A civil party told the Khmer Rouge tribunal on Monday that she saw 270 Cham women led away by Khmer Rouge cadre wielding AK-47s and knives after the women admitted they were Muslim.
No Satas, 67, said she was evacuated from her home village of Svay Khleang—which at the time was in Kompong Cham province—when an armed rebellion by local Cham was suppressed by the Khmer Rouge in 1975 as religious persecution intensified. After the crackdown, she was detained in a tobacco kiln, then moved to nearby Khsach Prachheh Leu and on to a dam worksite before being transferred to Trea village in 1977 as Southwest Zone cadre arrived in the area, she said.
Upon their arrival, 300 Cham women were lined up and questioned on their background, Ms. Satas said.
“Actually the questioning process happened at nighttime. They lit a torch above my face and said that I was a Vietnamese girl…but I insisted and protested I was a Khmer girl,” Ms. Satas said.
Despite continued scrutiny and surveillance—which included visits by the Khmer Rouge to her native village to ask locals about her background—the civil party said she managed to convince cadre that she was ethnically Khmer. However, she said the roughly 270 women who admitted that they were Cham Muslims were never seen again.

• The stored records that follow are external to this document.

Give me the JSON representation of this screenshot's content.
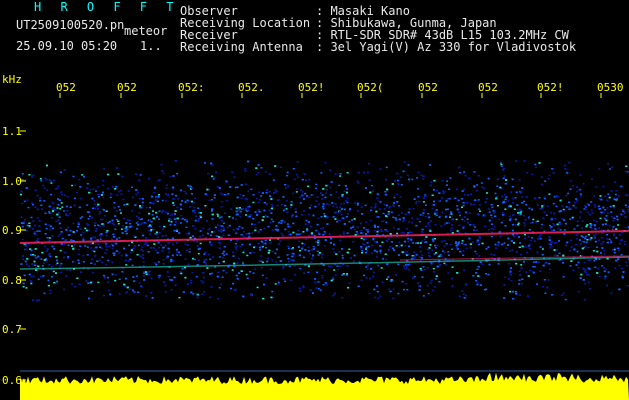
{
  "header": {
    "program": "H R O F F T",
    "filename": "UT2509100520.pn",
    "tag": "meteor",
    "timestamp": "25.09.10 05:20",
    "index": "1..",
    "fields": [
      {
        "label": "Observer",
        "value": ": Masaki Kano"
      },
      {
        "label": "Receiving Location",
        "value": ": Shibukawa, Gunma, Japan"
      },
      {
        "label": "Receiver",
        "value": ": RTL-SDR SDR# 43dB L15 103.2MHz CW"
      },
      {
        "label": "Receiving Antenna",
        "value": ": 3el Yagi(V) Az 330 for Vladivostok"
      }
    ]
  },
  "axis": {
    "unit": "kHz",
    "y_ticks": [
      "1.1",
      "1.0",
      "0.9",
      "0.8",
      "0.7",
      "0.6"
    ],
    "x_ticks": [
      "052",
      "052",
      "052:",
      "052.",
      "052!",
      "052(",
      "052",
      "052",
      "052!",
      "0530"
    ]
  },
  "colors": {
    "background": "#000000",
    "text": "#e8e8e8",
    "tick_text": "#ffff00",
    "title": "#00ffff",
    "noise_low": "#0a1aa0",
    "noise_mid": "#1060ff",
    "noise_high": "#20e0c0",
    "signal": "#ff2060",
    "power_trace": "#ffff00"
  }
}
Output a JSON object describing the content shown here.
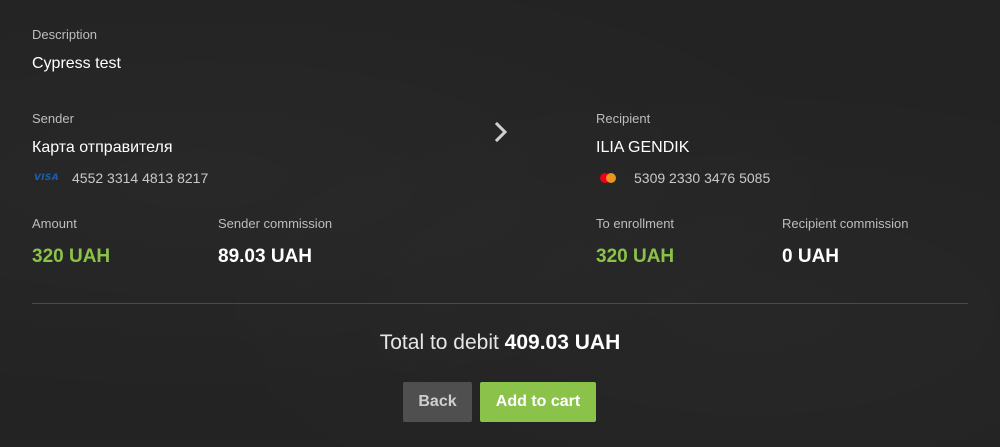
{
  "description": {
    "label": "Description",
    "value": "Cypress test"
  },
  "sender": {
    "label": "Sender",
    "name": "Карта отправителя",
    "card_brand_icon": "visa-icon",
    "card_brand_text": "VISA",
    "card_number": "4552 3314 4813 8217"
  },
  "transfer_arrow_icon": "chevron-right-icon",
  "recipient": {
    "label": "Recipient",
    "name": "ILIA GENDIK",
    "card_brand_icon": "mastercard-icon",
    "card_number": "5309 2330 3476 5085"
  },
  "amounts": {
    "amount_label": "Amount",
    "amount_value": "320 UAH",
    "sender_commission_label": "Sender commission",
    "sender_commission_value": "89.03 UAH",
    "to_enrollment_label": "To enrollment",
    "to_enrollment_value": "320 UAH",
    "recipient_commission_label": "Recipient commission",
    "recipient_commission_value": "0 UAH"
  },
  "total": {
    "label": "Total to debit",
    "value": "409.03 UAH"
  },
  "buttons": {
    "back_label": "Back",
    "add_to_cart_label": "Add to cart"
  },
  "colors": {
    "background": "#232323",
    "accent_green": "#8bc34a",
    "back_button": "#4f4f4f",
    "divider": "#4a4a4a"
  }
}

“They were asked if they were Cham and if their answer was yes, they were taken out of the house, and I saw people who carried…AK-47s and some were carrying knives. These armed people took the Cham people away and they disappeared,” she said.
While living in Trea village, Ms. Satas said she was ordered to work along the banks of the Mekong River, where she started spotting bodies—including those of East Zone cadre and children—in the water.
“I saw dead bodies floating in the river, and because the corpses got swollen the sacks [they were in] had broken and I could see the body parts and corpses,” Ms. Satas said.
“I actually recognized a man whose throat was slashed and floating in the river. Actually, the corpses did not flow with the current. It was flowing in a circle. It seemed like the souls of the dead did not want to go away,” the civil party said.
The morning session in Monday’s hearings of Case 002/02—in which Nuon Chea and Khieu Samphan are on trial for genocide—concluded the testimony of Him Man, who spoke of the ongoing psychological damage he suffers from his experiences during Democratic Kampuchea, including hearing family members crying out to Allah in the moments before cadre executed them.
“I have lost all my relatives, and sometimes I think it’s better for me to die rather than to live,” he said.